Develop and implement an effective program for hazard analysis and control of waterborne pathogens at a multicampus hospital with clinics.
A longitudinal study. Several-year study including analysis of results from monitoring and tests of 26 building water systems.
Outpatient and inpatient healthcare facilities network.
The hazard analysis and critical control point (HACCP) process was used to develop a water management program (WMP) for the hospital campuses. The HACCP method systematically addressed 3 questions: (1) What are the potential waterborne hazards in the building water systems of these facilities? (2) How are the hazards being controlled? (3) How do we know that the hazards have been controlled? Microbiological and chemical tests of building water samples were used to validate the performance of the WMP; disease surveillance data further validated effective hazard control.
Hazard analysis showed that waterborne pathogens were generally in good control and that the water quality was good in all facilities. The hospital network has had several legionellosis cases that were identified as presumptive hospital acquired, but none was confirmed or substantiated by water testing in follow-up investigations. Building water system studies unrelated to these cases showed that pressure tanks and electronic automatic faucets required additional hazard control.
Application of the HACCP process for long-term building water systems management was practical and effective. The need for critical control point management of temperature, flow, and oxidant (chlorine) residual concentration was emphasized. The process resulted in discovery of water system components requiring additional hazard control.

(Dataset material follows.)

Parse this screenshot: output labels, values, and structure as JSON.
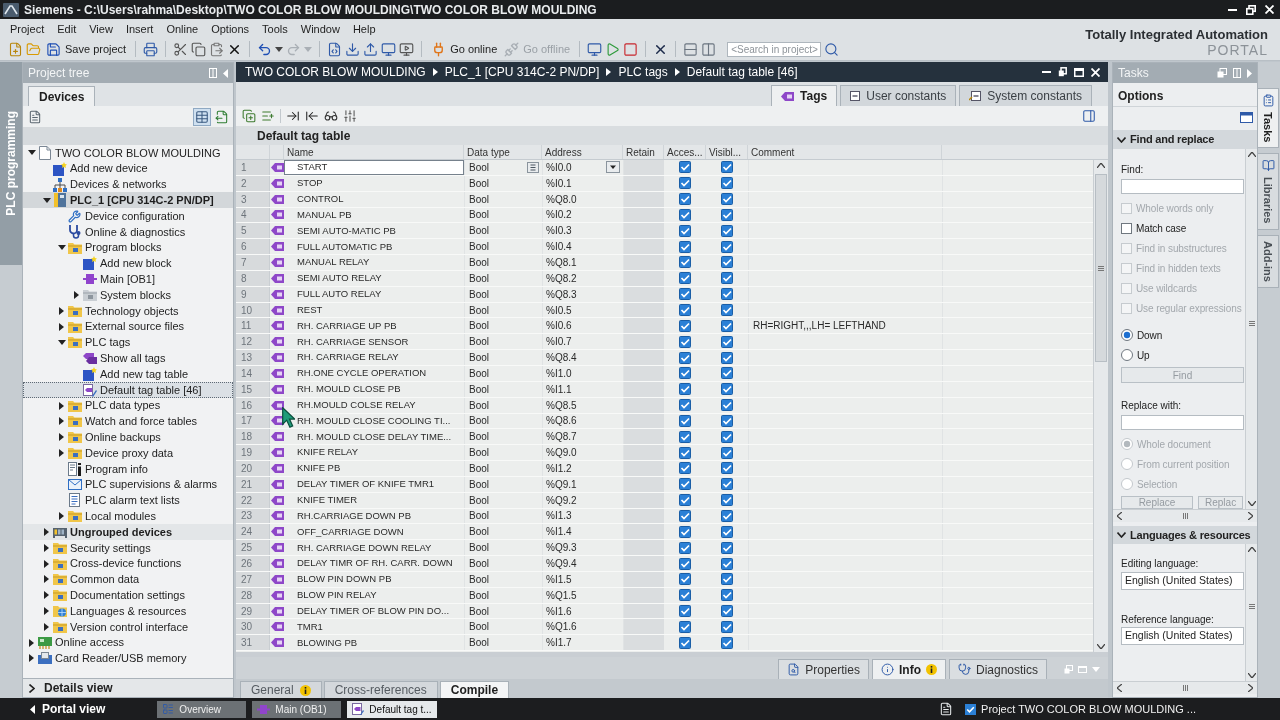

Significant new opportunities for astrophysics and cosmology have been identified at low radio frequencies. The Murchison Widefield Array is the first telescope in the southern hemisphere designed specifically to explore the low-frequency astronomical sky between 80 and 300 MHz with arcminute angular resolution and high survey efficiency. The telescope will enable new advances along four key science themes, including searching for redshifted 21-cm emission from the EoR in the early Universe; Galactic and extragalactic all-sky southern hemisphere surveys; time-domain astrophysics; and solar, heliospheric, and ionospheric science and space weather. The Murchison Widefield Array is located in Western Australia at the site of the planned Square Kilometre Array (SKA) low-band telescope and is the only low-frequency SKA precursor facility. In this paper, we review the performance properties of the Murchison Widefield Array and describe its primary scientific objectives.
High-quality data from appropriate archives are needed for the continuing improvement of radiocarbon calibration curves. We discuss here the basic assumptions behind 14C dating that necessitate calibration and the relative strengths and weaknesses of archives from which calibration data are obtained. We also highlight the procedures, problems, and uncertainties involved in determining atmospheric and surface ocean 14C/12C in these archives, including a discussion of the various methods used to derive an independent absolute timescale and uncertainty. The types of data required for the current IntCal database and calibration curve model are tabulated with examples.